- Why your solution? what’s so magical about it that competition can’t replicate?
- How will you make the idea a reality?
- Why your team can take it forward and succeed?
Get those figured out and take the 2 minutes you will have, mix in Passion, Confidence, Clarity and Keep it Simple.
Demo’ers shorten up the above, make it quick and focus on your demo. Show us your product and go through a few scenarios that really showcase your top features. Check out Demo 2011 pitches for some examples. Be very clear and very precise – that means Practice! Practice! Practice!
And now, we will leave you with this –
“If I am to speak ten minutes, I need a week for preparation; if fifteen minutes, three days [of preparation]; if half an hour, two days [of preparation]; if an hour, I am ready now.” – Woodrow Wilson
ArabNet Shift Digital Summit is coming up on March 22- 25 at the Habtoor Hotel in Beirut.
Jump start your ideas and apply to ArabNet’s Ideathon and Startup Demo. The Ideathon gives selected entrepreneurs 2 minutes in the spotlight to pitch their ideas to investors, incubators and others. The top 3 pitches will win cash prizes as a seed grant to help them build a prototype of their product. The Startup Demo allows selected startups that already have customers/users and a revenue stream to showcase their products in 5-minute pitches to a panel of judges. Additionally, startups will be provided with exhibition space for the duration of the conference.
The deadline to apply is on FEBRUARY 27th [Extended to March 6th]. You can find more information on the event and application process here.
Goaaaaaaaaal! Lebanon 1 – Brazil 0.
Mimix just won the final face off against Mindle from Brazil and became the ultimate champion of Global Startup Battle. Congratulations to Mimix and to all YallaStartup’ers you showed to the whole world that we have the Power of Yalla!
Below from the Global Startup Battle page:
All of us at Startup Weekend extend a huge round of applause to the entire MIMIX team for a job well done! Congratulations to Pierre Daher, Jessica Abou Haydar, Pascale Baaklini, Akram Barakat, and founder Mahmoud Darawaheh. As the Ultimate Champion, the MIMIX team wins a website by Clover and a customized video by SwitchMarketing! These prizes, in addition to those the team received as Week 1 winners, will help catapult MIMIX to the next level of entrepreneurial success.

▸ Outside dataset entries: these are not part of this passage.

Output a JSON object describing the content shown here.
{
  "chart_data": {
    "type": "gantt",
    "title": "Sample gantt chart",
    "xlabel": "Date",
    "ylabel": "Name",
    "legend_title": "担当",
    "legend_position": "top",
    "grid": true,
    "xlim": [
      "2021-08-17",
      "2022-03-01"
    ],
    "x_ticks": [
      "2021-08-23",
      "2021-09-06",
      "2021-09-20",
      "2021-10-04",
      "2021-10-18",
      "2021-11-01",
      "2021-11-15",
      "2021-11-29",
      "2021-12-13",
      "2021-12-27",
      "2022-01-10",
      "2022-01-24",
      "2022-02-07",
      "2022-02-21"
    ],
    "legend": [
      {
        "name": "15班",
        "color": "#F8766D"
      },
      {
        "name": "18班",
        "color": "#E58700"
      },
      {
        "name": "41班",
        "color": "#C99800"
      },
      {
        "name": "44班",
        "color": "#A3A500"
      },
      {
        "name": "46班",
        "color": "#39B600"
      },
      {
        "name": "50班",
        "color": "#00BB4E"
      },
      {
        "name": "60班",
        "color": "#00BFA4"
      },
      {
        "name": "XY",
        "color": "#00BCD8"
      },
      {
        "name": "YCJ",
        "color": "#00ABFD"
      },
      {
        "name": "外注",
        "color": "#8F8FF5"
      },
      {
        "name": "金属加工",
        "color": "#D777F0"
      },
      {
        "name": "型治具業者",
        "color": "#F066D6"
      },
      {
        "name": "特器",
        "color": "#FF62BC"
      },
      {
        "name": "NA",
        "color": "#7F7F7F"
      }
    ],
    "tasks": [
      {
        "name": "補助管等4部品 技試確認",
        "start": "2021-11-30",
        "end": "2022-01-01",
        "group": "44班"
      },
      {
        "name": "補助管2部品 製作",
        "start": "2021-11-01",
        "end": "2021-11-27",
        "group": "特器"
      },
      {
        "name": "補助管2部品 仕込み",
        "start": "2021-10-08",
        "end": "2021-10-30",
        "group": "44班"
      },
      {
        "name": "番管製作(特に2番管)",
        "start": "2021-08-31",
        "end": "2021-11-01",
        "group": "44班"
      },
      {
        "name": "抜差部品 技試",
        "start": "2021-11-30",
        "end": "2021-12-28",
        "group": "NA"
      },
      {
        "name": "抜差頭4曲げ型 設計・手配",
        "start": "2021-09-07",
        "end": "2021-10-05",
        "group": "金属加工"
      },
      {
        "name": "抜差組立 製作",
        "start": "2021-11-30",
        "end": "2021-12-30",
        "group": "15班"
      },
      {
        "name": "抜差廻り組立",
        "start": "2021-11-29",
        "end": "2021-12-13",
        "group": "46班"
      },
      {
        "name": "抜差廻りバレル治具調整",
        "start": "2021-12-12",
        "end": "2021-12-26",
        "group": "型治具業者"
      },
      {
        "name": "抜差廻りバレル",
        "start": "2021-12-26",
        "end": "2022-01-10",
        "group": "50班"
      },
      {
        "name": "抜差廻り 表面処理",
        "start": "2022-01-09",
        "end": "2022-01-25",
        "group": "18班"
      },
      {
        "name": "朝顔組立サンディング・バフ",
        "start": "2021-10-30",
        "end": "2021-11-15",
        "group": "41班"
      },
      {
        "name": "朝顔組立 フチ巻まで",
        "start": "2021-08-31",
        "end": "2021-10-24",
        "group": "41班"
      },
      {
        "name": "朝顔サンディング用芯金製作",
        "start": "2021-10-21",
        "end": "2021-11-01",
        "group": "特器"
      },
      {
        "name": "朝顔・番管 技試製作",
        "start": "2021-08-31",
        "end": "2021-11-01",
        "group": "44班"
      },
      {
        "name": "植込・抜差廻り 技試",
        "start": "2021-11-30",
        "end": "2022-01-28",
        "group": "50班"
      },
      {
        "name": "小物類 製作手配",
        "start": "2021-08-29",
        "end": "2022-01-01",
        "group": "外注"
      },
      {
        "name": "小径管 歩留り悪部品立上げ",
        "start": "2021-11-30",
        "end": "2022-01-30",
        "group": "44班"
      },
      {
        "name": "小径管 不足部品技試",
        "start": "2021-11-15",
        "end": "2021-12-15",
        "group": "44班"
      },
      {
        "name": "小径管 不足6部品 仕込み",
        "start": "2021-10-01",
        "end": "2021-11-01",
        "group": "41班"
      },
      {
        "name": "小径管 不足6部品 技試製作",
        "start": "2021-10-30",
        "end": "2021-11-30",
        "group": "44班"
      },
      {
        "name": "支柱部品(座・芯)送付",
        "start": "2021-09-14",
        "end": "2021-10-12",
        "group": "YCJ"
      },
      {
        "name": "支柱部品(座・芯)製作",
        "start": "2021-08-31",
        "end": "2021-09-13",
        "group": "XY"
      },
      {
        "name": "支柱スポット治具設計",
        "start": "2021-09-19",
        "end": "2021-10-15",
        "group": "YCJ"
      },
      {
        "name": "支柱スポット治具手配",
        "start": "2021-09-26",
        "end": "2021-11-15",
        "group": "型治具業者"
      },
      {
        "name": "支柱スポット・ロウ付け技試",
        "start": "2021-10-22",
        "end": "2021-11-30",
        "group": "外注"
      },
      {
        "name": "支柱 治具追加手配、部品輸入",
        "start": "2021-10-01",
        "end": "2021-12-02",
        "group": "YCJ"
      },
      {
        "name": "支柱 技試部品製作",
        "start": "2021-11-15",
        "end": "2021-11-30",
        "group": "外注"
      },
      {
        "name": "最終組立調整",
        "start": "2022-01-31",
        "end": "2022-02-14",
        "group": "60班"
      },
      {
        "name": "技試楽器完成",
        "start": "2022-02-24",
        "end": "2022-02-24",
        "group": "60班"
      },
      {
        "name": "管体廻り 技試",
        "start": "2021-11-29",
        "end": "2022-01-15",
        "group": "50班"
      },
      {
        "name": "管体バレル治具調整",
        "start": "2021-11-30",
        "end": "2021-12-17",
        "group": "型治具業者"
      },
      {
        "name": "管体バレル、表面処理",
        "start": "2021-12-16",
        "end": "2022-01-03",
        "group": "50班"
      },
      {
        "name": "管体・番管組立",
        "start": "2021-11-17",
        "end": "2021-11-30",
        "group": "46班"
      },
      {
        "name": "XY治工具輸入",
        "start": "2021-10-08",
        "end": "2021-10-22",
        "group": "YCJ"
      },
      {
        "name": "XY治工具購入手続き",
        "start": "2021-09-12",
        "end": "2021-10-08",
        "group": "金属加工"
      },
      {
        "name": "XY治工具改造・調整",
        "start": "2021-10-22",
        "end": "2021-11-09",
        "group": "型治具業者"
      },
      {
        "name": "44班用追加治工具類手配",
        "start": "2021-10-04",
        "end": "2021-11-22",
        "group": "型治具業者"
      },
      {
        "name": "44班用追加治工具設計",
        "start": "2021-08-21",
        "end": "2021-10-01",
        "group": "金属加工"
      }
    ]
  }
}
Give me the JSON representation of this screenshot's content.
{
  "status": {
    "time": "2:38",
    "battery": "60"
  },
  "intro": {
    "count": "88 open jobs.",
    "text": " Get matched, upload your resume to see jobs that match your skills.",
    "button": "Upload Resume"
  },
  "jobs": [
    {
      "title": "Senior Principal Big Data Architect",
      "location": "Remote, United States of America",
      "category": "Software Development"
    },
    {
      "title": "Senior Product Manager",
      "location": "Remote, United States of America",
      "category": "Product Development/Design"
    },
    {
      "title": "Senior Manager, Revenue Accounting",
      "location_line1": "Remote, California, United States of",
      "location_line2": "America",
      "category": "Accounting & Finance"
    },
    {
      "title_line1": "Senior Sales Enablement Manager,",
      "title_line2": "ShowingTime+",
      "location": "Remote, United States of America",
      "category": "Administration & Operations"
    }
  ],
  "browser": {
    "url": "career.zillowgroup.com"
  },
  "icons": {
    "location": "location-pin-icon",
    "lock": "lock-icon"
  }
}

MIMIX is a web and mobile app which builds on speech recognition and 3D modeling technologies to translate speech into sign language in real-time. The team and their startup have huge potential and we are certain that the winners of Global Startup Battle will have many more successes in their future.